voter fraud

Sedgwickcounty.org

A mathematician at Wichita State University who wanted to check the accuracy of some Kansas voting machines after finding odd patterns in election returns is finding out how difficult it can be to get government officials to turn over public documents.

Carla Eckels

The U.S. Supreme Court announced Monday they won't hear a lawsuit that looked to add proof of citizenship requirements to federal registration forms in both Kansas and Arizona.

U.S. Dept. of Justice [Public domain] / Wikimedia Commons

The Senate has also advanced Secretary of State Kris Kobach's proposal to give his office the power to prosecute election fraud cases.

But debate on the measure exposed a split among Republicans who control the Legislature.

The Senate gave the bill first-round approval on a voice vote.

It's expected to pass in a final vote today and go to the House.

Kobach says county prosecutors are usually too busy to pursue election fraud cases.

But critics say there's not enough election fraud to justify such a move.

House Democratic Leader Nancy Pelosi and other lawmakers are urging a federal appeals court to overturn a decision by U.S. District Judge Eric Melgren.
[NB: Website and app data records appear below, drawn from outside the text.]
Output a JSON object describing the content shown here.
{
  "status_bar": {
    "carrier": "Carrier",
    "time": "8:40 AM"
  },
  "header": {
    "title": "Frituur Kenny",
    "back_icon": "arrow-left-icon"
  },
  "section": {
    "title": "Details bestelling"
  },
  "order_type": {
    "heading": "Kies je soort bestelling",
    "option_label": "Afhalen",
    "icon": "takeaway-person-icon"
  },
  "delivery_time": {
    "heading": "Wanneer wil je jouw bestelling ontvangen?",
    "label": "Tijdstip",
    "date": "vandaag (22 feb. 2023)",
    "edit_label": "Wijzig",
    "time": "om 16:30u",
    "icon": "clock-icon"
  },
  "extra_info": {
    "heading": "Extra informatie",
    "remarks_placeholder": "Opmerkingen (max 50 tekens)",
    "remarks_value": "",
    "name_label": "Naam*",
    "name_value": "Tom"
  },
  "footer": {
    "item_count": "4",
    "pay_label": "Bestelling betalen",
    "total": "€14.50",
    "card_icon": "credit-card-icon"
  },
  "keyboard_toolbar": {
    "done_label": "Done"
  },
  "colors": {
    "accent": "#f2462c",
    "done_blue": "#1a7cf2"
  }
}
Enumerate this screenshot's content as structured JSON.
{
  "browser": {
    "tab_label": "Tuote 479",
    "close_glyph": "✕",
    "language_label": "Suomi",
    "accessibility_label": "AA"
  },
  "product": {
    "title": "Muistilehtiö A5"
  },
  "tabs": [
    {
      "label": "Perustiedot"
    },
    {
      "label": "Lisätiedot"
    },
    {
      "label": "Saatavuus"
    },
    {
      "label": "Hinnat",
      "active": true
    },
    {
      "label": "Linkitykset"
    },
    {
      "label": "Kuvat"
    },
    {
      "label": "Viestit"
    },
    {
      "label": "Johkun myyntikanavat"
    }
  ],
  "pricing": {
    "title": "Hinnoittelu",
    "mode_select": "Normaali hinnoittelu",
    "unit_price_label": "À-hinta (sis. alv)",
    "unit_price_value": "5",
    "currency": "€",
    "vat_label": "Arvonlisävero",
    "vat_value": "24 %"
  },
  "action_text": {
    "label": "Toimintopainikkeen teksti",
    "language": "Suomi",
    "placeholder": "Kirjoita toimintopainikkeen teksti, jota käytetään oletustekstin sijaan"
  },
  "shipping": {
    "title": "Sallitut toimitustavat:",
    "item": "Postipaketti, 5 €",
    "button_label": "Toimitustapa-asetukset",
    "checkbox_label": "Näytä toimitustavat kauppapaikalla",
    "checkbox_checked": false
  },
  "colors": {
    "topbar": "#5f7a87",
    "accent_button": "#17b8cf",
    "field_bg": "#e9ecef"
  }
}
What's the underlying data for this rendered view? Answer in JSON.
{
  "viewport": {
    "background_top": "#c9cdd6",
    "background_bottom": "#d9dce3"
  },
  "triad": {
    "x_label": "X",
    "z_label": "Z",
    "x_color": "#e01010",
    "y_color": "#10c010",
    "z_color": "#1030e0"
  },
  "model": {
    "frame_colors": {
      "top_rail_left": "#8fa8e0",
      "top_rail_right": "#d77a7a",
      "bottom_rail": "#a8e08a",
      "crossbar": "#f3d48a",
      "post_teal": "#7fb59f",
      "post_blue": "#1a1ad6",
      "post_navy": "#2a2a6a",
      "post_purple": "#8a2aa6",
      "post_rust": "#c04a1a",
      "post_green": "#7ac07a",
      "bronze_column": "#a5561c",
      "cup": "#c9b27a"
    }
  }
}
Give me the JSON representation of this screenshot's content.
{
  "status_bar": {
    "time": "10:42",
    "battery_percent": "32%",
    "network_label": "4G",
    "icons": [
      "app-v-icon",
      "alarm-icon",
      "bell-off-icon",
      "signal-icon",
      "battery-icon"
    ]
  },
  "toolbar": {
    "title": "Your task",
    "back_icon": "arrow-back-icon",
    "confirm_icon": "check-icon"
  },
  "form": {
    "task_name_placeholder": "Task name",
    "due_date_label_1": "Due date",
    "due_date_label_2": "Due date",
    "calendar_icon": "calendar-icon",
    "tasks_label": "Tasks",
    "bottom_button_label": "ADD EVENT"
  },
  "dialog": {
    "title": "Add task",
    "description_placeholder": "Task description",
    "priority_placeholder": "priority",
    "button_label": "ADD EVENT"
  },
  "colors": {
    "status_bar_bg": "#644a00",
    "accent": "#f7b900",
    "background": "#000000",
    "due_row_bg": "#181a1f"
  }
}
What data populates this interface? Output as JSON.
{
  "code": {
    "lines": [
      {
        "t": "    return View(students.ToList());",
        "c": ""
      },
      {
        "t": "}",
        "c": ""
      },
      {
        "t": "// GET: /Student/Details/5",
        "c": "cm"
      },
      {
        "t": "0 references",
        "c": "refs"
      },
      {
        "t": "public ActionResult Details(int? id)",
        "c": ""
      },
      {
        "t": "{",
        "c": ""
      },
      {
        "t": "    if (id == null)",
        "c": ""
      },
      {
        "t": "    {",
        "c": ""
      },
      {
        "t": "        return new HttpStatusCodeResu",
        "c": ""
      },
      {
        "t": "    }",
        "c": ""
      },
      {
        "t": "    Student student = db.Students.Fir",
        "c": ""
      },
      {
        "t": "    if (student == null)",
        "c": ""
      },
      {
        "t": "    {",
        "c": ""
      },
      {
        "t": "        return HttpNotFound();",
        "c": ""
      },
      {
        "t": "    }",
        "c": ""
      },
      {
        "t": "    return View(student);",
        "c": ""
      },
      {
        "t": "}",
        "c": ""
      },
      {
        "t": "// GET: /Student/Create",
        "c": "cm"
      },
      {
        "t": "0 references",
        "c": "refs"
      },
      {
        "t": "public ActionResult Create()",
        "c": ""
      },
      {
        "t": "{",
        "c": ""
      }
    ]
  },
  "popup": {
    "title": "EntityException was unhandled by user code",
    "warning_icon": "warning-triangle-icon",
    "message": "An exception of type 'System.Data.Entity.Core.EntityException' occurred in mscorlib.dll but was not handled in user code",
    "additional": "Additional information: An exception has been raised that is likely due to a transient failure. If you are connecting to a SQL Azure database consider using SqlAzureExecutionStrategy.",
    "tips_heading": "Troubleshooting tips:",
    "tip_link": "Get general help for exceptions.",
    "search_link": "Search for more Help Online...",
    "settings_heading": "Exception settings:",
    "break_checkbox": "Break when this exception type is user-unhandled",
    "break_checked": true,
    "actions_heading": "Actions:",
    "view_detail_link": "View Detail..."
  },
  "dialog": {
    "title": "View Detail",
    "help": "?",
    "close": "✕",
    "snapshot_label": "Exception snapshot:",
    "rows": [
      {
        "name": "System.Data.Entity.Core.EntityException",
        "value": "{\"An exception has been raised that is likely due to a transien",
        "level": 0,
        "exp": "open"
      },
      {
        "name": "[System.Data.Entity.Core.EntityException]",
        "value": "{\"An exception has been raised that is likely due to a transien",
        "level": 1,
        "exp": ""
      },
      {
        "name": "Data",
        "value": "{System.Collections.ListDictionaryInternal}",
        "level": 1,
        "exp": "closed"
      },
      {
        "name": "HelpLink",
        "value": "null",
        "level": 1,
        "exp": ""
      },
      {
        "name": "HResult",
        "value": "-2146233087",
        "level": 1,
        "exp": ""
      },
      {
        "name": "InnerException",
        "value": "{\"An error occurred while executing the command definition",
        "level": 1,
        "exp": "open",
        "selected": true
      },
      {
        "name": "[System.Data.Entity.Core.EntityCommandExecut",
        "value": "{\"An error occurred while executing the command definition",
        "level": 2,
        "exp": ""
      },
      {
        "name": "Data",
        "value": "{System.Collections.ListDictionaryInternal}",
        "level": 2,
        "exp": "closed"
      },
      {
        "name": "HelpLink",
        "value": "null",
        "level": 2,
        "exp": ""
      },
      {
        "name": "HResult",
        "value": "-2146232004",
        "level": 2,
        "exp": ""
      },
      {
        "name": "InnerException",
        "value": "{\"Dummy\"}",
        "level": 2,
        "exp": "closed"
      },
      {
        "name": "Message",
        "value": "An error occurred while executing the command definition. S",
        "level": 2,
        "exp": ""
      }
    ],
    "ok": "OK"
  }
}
They say it will limit the authority of Congress to regulate federal elections.

They made a friend-of-the-court filing last week at the 10th U.S. Circuit Court of Appeals...in a lawsuit filed by Kansas and Arizona to force federal elections officials to let those states impose their proof-of-citizenship requirements on federal voter registration forms used by residents of their states.

Kansas and Arizona say they have a sovereign right to require proof of citizenship for voting residents of their states, even for federal elections.

The two states urged the 10th Circuit Court of Appeals on Tuesday to lift the emergency stay it issued last week.

The appeals court had halted a ruling from U.S. District Judge Eric Melgren, whose ruling required the U.S. Election Assistance Commission to modify its federal voter registration form for Kansas and Arizona residents.

The 10th Circuit Court of Appeals has temporarily suspended an order requiring Kansas and Arizona residents to provide proof of citizenship when registering to vote with a national form.

The federal appeals court granted the emergency request by the U.S. Election Assistance Commission and voting rights groups.

Yesterday’s decision means Kansas and Arizona voters can continue to register to vote using the federal form without having to document their citizenship.

On Wednesday, a federal judge in Wichita refused stay his order for federal election officials to immediately enforce Kansas and Arizona laws requiring new voters to document their U.S. citizenship.

U.S. District Judge Eric Melgren denied the requests from the U.S. Election Assistance Commission and voting rights groups to stay his ruling while the case goes to the U.S. 10th Circuit Court of Appeals.

Melgren ordered the commission to proceed without delay on his March directive to immediately modify its national voter registration form.

Several Arizona groups want to join a lawsuit opposing efforts by Kansas and Arizona to force a federal agency to help the states' enforce their proof-of-citizenship rules for new voters.

A motion to intervene was filed Wednesday in federal court in Wichita by the Inter Tribal Council of Arizona, the Arizona Advocacy Network, League of United Latin American Citizens of Arizona and Arizona state Senator Steve Gallardo.

Group Seeks Repeal Of Kansas Voter Citizenship Law

Sep 4, 2013

About 100 people from the Wichita-based voter advocacy group KanVote rallied at the State House Tuesday urging legislators to repeal the new voter law. But their effort immediately stalled.

The NAACP, the American Civil Liberties Union and Equality Kansas have also called publicly for the law's repeal.

More than 15,900 legal Kansas residents' voter registrations are "on hold" because they have yet to provide proper documents; until then, they can't legally vote.

Kobach Office Could Get Expanded Power Soon

May 6, 2013

Kansas Secretary of State Kris Kobach says he is close to winning legislative approval for new power for his office to investigate and prosecute election fraud cases. 

Secretary of State Kobach said Friday he's optimistic lawmakers will approve the bill when they reconvene this week to wrap up their business for the year.

The House and Senate have approved different versions of Kobach's bill, setting up negotiations over the final version. Lead House negotiator Lance Kinzer said Kobach's proposal is on track to pass.